→ **TRY IT**: With all images left out, restate the records below exactly as written.

→ **ENTRIES PROVIDED**:
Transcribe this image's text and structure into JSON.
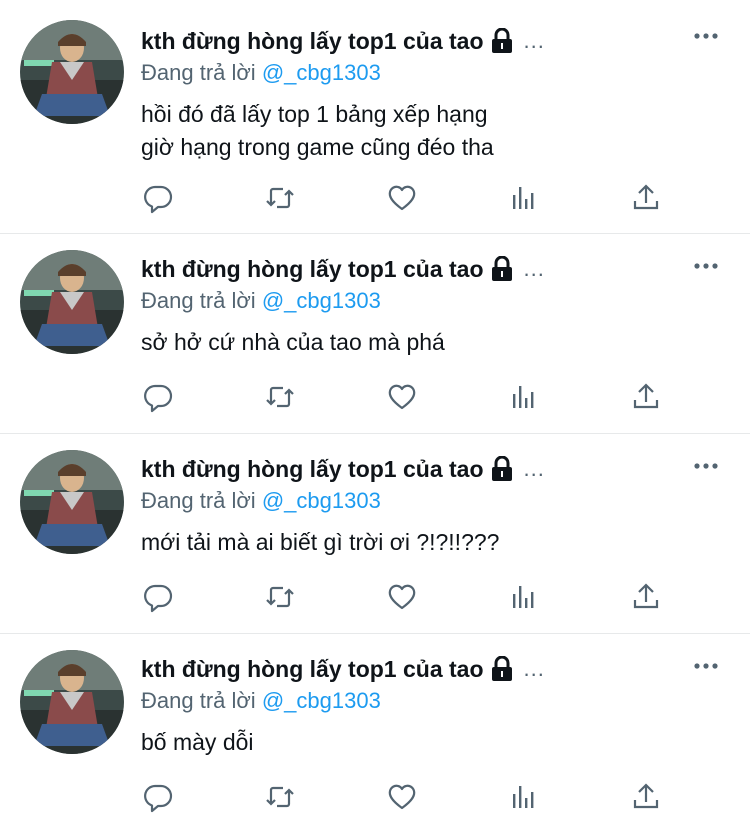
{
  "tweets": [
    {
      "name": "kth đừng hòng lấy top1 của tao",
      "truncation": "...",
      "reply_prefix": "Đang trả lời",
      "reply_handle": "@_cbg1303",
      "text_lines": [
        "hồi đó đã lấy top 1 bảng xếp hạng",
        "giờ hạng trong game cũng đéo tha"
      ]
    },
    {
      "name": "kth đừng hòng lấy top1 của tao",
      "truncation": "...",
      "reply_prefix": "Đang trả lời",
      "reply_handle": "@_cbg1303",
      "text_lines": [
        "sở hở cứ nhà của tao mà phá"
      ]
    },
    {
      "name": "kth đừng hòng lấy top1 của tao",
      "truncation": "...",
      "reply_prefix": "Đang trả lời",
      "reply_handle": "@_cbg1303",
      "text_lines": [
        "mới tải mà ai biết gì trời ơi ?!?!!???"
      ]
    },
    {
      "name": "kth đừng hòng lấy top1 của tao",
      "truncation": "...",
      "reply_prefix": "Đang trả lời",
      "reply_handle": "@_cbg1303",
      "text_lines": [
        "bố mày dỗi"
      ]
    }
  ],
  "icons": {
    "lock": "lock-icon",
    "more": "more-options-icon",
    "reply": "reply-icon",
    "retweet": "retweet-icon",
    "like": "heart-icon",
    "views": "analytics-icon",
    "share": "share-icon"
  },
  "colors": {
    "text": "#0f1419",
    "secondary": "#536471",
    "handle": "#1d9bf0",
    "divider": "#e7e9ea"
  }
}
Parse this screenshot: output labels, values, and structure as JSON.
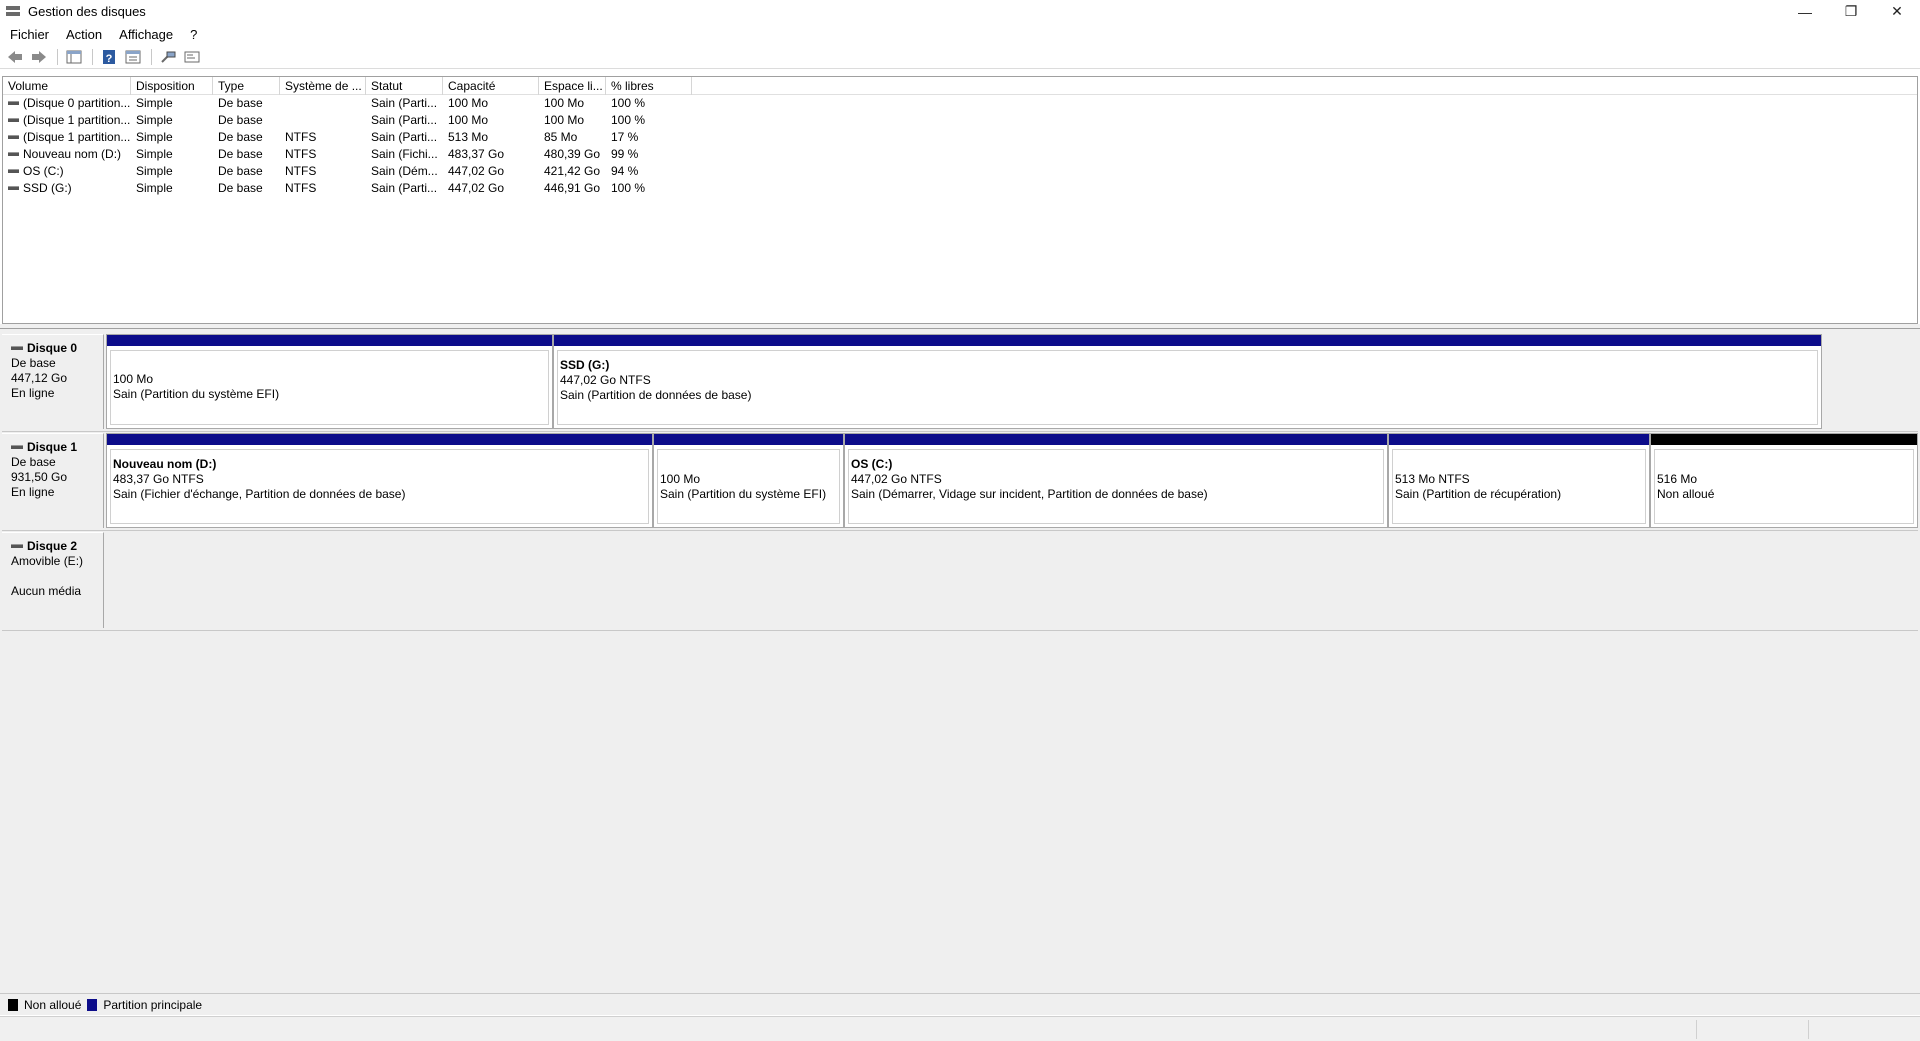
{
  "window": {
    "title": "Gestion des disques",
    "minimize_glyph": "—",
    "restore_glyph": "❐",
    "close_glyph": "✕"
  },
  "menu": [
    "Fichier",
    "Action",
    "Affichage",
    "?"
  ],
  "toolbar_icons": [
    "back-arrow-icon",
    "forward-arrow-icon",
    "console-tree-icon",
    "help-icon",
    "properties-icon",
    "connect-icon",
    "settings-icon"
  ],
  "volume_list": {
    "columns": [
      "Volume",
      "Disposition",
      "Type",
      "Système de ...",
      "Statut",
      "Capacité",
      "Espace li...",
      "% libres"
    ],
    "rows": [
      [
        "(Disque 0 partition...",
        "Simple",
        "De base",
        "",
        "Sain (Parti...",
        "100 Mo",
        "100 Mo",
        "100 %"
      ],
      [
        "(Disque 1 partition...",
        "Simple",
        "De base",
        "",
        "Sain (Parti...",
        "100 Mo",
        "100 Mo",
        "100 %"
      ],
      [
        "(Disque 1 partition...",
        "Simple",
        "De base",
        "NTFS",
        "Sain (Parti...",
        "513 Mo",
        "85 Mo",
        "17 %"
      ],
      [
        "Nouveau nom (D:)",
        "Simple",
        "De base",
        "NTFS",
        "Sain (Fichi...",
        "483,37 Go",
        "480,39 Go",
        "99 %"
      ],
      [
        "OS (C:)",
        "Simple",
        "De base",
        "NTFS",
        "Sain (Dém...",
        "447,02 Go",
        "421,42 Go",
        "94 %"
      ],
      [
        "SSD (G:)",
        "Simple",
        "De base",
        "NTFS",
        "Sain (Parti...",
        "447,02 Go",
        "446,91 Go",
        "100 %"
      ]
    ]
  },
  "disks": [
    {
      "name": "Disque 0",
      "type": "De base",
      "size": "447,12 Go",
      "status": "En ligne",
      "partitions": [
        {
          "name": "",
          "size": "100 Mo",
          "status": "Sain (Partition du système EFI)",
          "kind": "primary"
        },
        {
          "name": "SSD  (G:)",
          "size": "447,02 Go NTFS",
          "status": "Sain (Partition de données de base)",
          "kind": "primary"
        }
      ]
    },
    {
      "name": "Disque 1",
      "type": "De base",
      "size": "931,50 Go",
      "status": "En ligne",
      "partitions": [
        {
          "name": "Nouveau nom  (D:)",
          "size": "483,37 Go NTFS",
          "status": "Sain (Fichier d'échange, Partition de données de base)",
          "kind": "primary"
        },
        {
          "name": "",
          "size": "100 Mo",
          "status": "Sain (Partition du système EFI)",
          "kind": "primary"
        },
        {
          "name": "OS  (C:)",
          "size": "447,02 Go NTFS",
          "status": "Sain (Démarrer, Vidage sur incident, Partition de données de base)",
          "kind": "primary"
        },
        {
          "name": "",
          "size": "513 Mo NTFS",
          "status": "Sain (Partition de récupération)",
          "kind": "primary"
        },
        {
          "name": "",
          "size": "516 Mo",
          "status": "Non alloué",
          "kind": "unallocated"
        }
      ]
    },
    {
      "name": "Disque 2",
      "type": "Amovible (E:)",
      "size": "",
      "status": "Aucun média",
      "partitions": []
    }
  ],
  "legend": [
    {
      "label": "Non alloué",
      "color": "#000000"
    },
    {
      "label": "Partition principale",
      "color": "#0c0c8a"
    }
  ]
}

→ **RESULT OF THIS TASK**:
Transcribe this image's text and structure into JSON.
{
  "tweets": [
    {
      "name": "kth đừng hòng lấy top1 của tao",
      "truncation": "...",
      "reply_prefix": "Đang trả lời",
      "reply_handle": "@_cbg1303",
      "text_lines": [
        "hồi đó đã lấy top 1 bảng xếp hạng",
        "giờ hạng trong game cũng đéo tha"
      ]
    },
    {
      "name": "kth đừng hòng lấy top1 của tao",
      "truncation": "...",
      "reply_prefix": "Đang trả lời",
      "reply_handle": "@_cbg1303",
      "text_lines": [
        "sở hở cứ nhà của tao mà phá"
      ]
    },
    {
      "name": "kth đừng hòng lấy top1 của tao",
      "truncation": "...",
      "reply_prefix": "Đang trả lời",
      "reply_handle": "@_cbg1303",
      "text_lines": [
        "mới tải mà ai biết gì trời ơi ?!?!!???"
      ]
    },
    {
      "name": "kth đừng hòng lấy top1 của tao",
      "truncation": "...",
      "reply_prefix": "Đang trả lời",
      "reply_handle": "@_cbg1303",
      "text_lines": [
        "bố mày dỗi"
      ]
    }
  ],
  "icons": {
    "lock": "lock-icon",
    "more": "more-options-icon",
    "reply": "reply-icon",
    "retweet": "retweet-icon",
    "like": "heart-icon",
    "views": "analytics-icon",
    "share": "share-icon"
  },
  "colors": {
    "text": "#0f1419",
    "secondary": "#536471",
    "handle": "#1d9bf0",
    "divider": "#e7e9ea"
  }
}
Parse this screenshot: output labels, values, and structure as JSON.
{
  "window": {
    "title": "Gestion des disques",
    "minimize_glyph": "—",
    "restore_glyph": "❐",
    "close_glyph": "✕"
  },
  "menu": [
    "Fichier",
    "Action",
    "Affichage",
    "?"
  ],
  "toolbar_icons": [
    "back-arrow-icon",
    "forward-arrow-icon",
    "console-tree-icon",
    "help-icon",
    "properties-icon",
    "connect-icon",
    "settings-icon"
  ],
  "volume_list": {
    "columns": [
      "Volume",
      "Disposition",
      "Type",
      "Système de ...",
      "Statut",
      "Capacité",
      "Espace li...",
      "% libres"
    ],
    "rows": [
      [
        "(Disque 0 partition...",
        "Simple",
        "De base",
        "",
        "Sain (Parti...",
        "100 Mo",
        "100 Mo",
        "100 %"
      ],
      [
        "(Disque 1 partition...",
        "Simple",
        "De base",
        "",
        "Sain (Parti...",
        "100 Mo",
        "100 Mo",
        "100 %"
      ],
      [
        "(Disque 1 partition...",
        "Simple",
        "De base",
        "NTFS",
        "Sain (Parti...",
        "513 Mo",
        "85 Mo",
        "17 %"
      ],
      [
        "Nouveau nom (D:)",
        "Simple",
        "De base",
        "NTFS",
        "Sain (Fichi...",
        "483,37 Go",
        "480,39 Go",
        "99 %"
      ],
      [
        "OS (C:)",
        "Simple",
        "De base",
        "NTFS",
        "Sain (Dém...",
        "447,02 Go",
        "421,42 Go",
        "94 %"
      ],
      [
        "SSD (G:)",
        "Simple",
        "De base",
        "NTFS",
        "Sain (Parti...",
        "447,02 Go",
        "446,91 Go",
        "100 %"
      ]
    ]
  },
  "disks": [
    {
      "name": "Disque 0",
      "type": "De base",
      "size": "447,12 Go",
      "status": "En ligne",
      "partitions": [
        {
          "name": "",
          "size": "100 Mo",
          "status": "Sain (Partition du système EFI)",
          "kind": "primary"
        },
        {
          "name": "SSD  (G:)",
          "size": "447,02 Go NTFS",
          "status": "Sain (Partition de données de base)",
          "kind": "primary"
        }
      ]
    },
    {
      "name": "Disque 1",
      "type": "De base",
      "size": "931,50 Go",
      "status": "En ligne",
      "partitions": [
        {
          "name": "Nouveau nom  (D:)",
          "size": "483,37 Go NTFS",
          "status": "Sain (Fichier d'échange, Partition de données de base)",
          "kind": "primary"
        },
        {
          "name": "",
          "size": "100 Mo",
          "status": "Sain (Partition du système EFI)",
          "kind": "primary"
        },
        {
          "name": "OS  (C:)",
          "size": "447,02 Go NTFS",
          "status": "Sain (Démarrer, Vidage sur incident, Partition de données de base)",
          "kind": "primary"
        },
        {
          "name": "",
          "size": "513 Mo NTFS",
          "status": "Sain (Partition de récupération)",
          "kind": "primary"
        },
        {
          "name": "",
          "size": "516 Mo",
          "status": "Non alloué",
          "kind": "unallocated"
        }
      ]
    },
    {
      "name": "Disque 2",
      "type": "Amovible (E:)",
      "size": "",
      "status": "Aucun média",
      "partitions": []
    }
  ],
  "legend": [
    {
      "label": "Non alloué",
      "color": "#000000"
    },
    {
      "label": "Partition principale",
      "color": "#0c0c8a"
    }
  ]
}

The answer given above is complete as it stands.